→ PROMPT: Across the whole listing, state how many lines include "name". Add nothing to that number.

++++++++++++++++++++

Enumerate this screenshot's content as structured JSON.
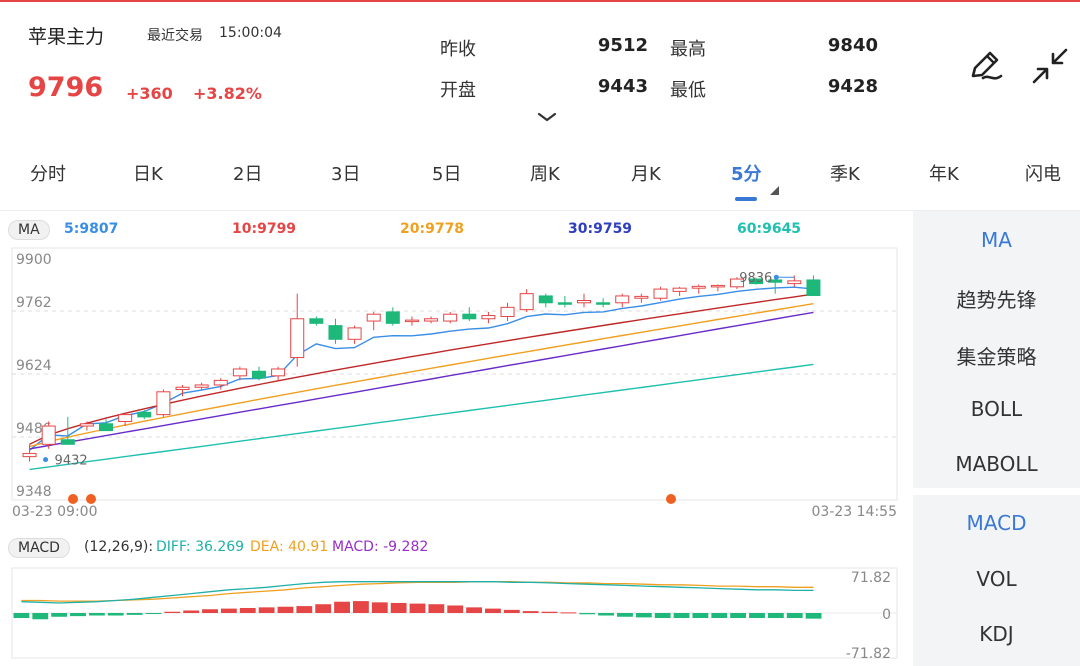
{
  "header": {
    "title": "苹果主力",
    "trade_label": "最近交易",
    "trade_time": "15:00:04",
    "price": "9796",
    "change": "+360",
    "change_pct": "+3.82%"
  },
  "quote": {
    "prev_close_label": "昨收",
    "prev_close": "9512",
    "high_label": "最高",
    "high": "9840",
    "open_label": "开盘",
    "open": "9443",
    "low_label": "最低",
    "low": "9428"
  },
  "tools": {
    "draw_icon": "pen-draw-icon",
    "collapse_icon": "collapse-arrows-icon"
  },
  "tabs": [
    {
      "label": "分时"
    },
    {
      "label": "日K"
    },
    {
      "label": "2日"
    },
    {
      "label": "3日"
    },
    {
      "label": "5日"
    },
    {
      "label": "周K"
    },
    {
      "label": "月K"
    },
    {
      "label": "5分",
      "active": true
    },
    {
      "label": "季K"
    },
    {
      "label": "年K"
    },
    {
      "label": "闪电"
    }
  ],
  "ma_legend": {
    "tag": "MA",
    "items": [
      {
        "label": "5:9807",
        "color": "#3a8ee6"
      },
      {
        "label": "10:9799",
        "color": "#e64545"
      },
      {
        "label": "20:9778",
        "color": "#f0a020"
      },
      {
        "label": "30:9759",
        "color": "#2d3fbf"
      },
      {
        "label": "60:9645",
        "color": "#20c0b0"
      }
    ]
  },
  "side_menu": {
    "top": [
      {
        "label": "MA",
        "active": true
      },
      {
        "label": "趋势先锋"
      },
      {
        "label": "集金策略"
      },
      {
        "label": "BOLL"
      },
      {
        "label": "MABOLL"
      }
    ],
    "bottom": [
      {
        "label": "MACD",
        "active": true
      },
      {
        "label": "VOL"
      },
      {
        "label": "KDJ"
      }
    ]
  },
  "macd_legend": {
    "tag": "MACD",
    "params": "(12,26,9):",
    "diff": "DIFF: 36.269",
    "dea": "DEA: 40.91",
    "macd": "MACD: -9.282",
    "diff_color": "#20b0a8",
    "dea_color": "#f0a020",
    "macd_color": "#9a2ec8"
  },
  "chart_data": [
    {
      "type": "candlestick",
      "y_ticks": [
        "9900",
        "9762",
        "9624",
        "9486",
        "9348"
      ],
      "ylim": [
        9348,
        9900
      ],
      "x_start": "03-23 09:00",
      "x_end": "03-23 14:55",
      "max_marker": "9836",
      "min_marker": "9432",
      "up_color": "#e64545",
      "down_color": "#1db87a",
      "candles": [
        [
          9443,
          9470,
          9432,
          9450
        ],
        [
          9470,
          9520,
          9460,
          9510
        ],
        [
          9480,
          9530,
          9470,
          9470
        ],
        [
          9510,
          9520,
          9500,
          9515
        ],
        [
          9515,
          9525,
          9500,
          9500
        ],
        [
          9520,
          9540,
          9510,
          9535
        ],
        [
          9540,
          9545,
          9525,
          9530
        ],
        [
          9535,
          9590,
          9530,
          9585
        ],
        [
          9590,
          9600,
          9575,
          9595
        ],
        [
          9595,
          9605,
          9590,
          9600
        ],
        [
          9600,
          9615,
          9590,
          9610
        ],
        [
          9620,
          9640,
          9610,
          9635
        ],
        [
          9630,
          9640,
          9610,
          9615
        ],
        [
          9620,
          9640,
          9610,
          9635
        ],
        [
          9660,
          9800,
          9640,
          9745
        ],
        [
          9745,
          9750,
          9730,
          9735
        ],
        [
          9730,
          9745,
          9690,
          9700
        ],
        [
          9700,
          9730,
          9690,
          9725
        ],
        [
          9740,
          9760,
          9720,
          9755
        ],
        [
          9760,
          9770,
          9730,
          9735
        ],
        [
          9740,
          9750,
          9730,
          9742
        ],
        [
          9740,
          9750,
          9735,
          9745
        ],
        [
          9740,
          9760,
          9735,
          9755
        ],
        [
          9755,
          9770,
          9740,
          9745
        ],
        [
          9745,
          9760,
          9735,
          9752
        ],
        [
          9750,
          9780,
          9740,
          9770
        ],
        [
          9765,
          9810,
          9760,
          9800
        ],
        [
          9795,
          9800,
          9770,
          9780
        ],
        [
          9780,
          9795,
          9770,
          9777
        ],
        [
          9780,
          9800,
          9770,
          9785
        ],
        [
          9780,
          9790,
          9770,
          9778
        ],
        [
          9780,
          9800,
          9770,
          9795
        ],
        [
          9790,
          9800,
          9780,
          9794
        ],
        [
          9790,
          9815,
          9785,
          9810
        ],
        [
          9805,
          9815,
          9795,
          9812
        ],
        [
          9812,
          9820,
          9800,
          9816
        ],
        [
          9816,
          9820,
          9805,
          9818
        ],
        [
          9815,
          9836,
          9810,
          9832
        ],
        [
          9832,
          9835,
          9820,
          9822
        ],
        [
          9830,
          9835,
          9800,
          9825
        ],
        [
          9822,
          9840,
          9815,
          9828
        ],
        [
          9830,
          9840,
          9810,
          9796
        ]
      ],
      "ma_series": [
        {
          "name": "5",
          "color": "#3a8ee6",
          "first": 9470,
          "last": 9807
        },
        {
          "name": "10",
          "color": "#c02828",
          "first": 9470,
          "last": 9799
        },
        {
          "name": "20",
          "color": "#f0a020",
          "first": 9465,
          "last": 9778
        },
        {
          "name": "30",
          "color": "#6a2cc8",
          "first": 9460,
          "last": 9759
        },
        {
          "name": "60",
          "color": "#20c0b0",
          "first": 9415,
          "last": 9645
        }
      ]
    },
    {
      "type": "bar",
      "name": "MACD",
      "y_ticks": [
        "71.82",
        "0",
        "-71.82"
      ],
      "ylim": [
        -71.82,
        71.82
      ],
      "histogram": [
        -8,
        -10,
        -6,
        -5,
        -4,
        -4,
        -3,
        -1,
        2,
        4,
        6,
        7,
        8,
        9,
        10,
        11,
        14,
        18,
        19,
        17,
        16,
        15,
        14,
        12,
        9,
        7,
        5,
        3,
        2,
        1,
        -2,
        -4,
        -6,
        -7,
        -8,
        -8,
        -8,
        -8,
        -8,
        -8,
        -8,
        -8,
        -9
      ],
      "diff": [
        18,
        17,
        16,
        17,
        18,
        20,
        22,
        25,
        28,
        31,
        34,
        37,
        39,
        41,
        44,
        47,
        49,
        50,
        50,
        50,
        50,
        50,
        50,
        50,
        50,
        50,
        49,
        49,
        48,
        47,
        46,
        45,
        44,
        43,
        42,
        41,
        40,
        39,
        38,
        37,
        37,
        36,
        36
      ],
      "dea": [
        20,
        20,
        19,
        19,
        19,
        20,
        21,
        22,
        24,
        26,
        28,
        31,
        33,
        35,
        37,
        40,
        42,
        44,
        46,
        47,
        48,
        49,
        49,
        49,
        50,
        50,
        50,
        49,
        49,
        48,
        48,
        47,
        47,
        46,
        45,
        45,
        44,
        43,
        43,
        42,
        42,
        41,
        41
      ]
    }
  ]
}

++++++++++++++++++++

→ RESULT OF THIS TASK: 6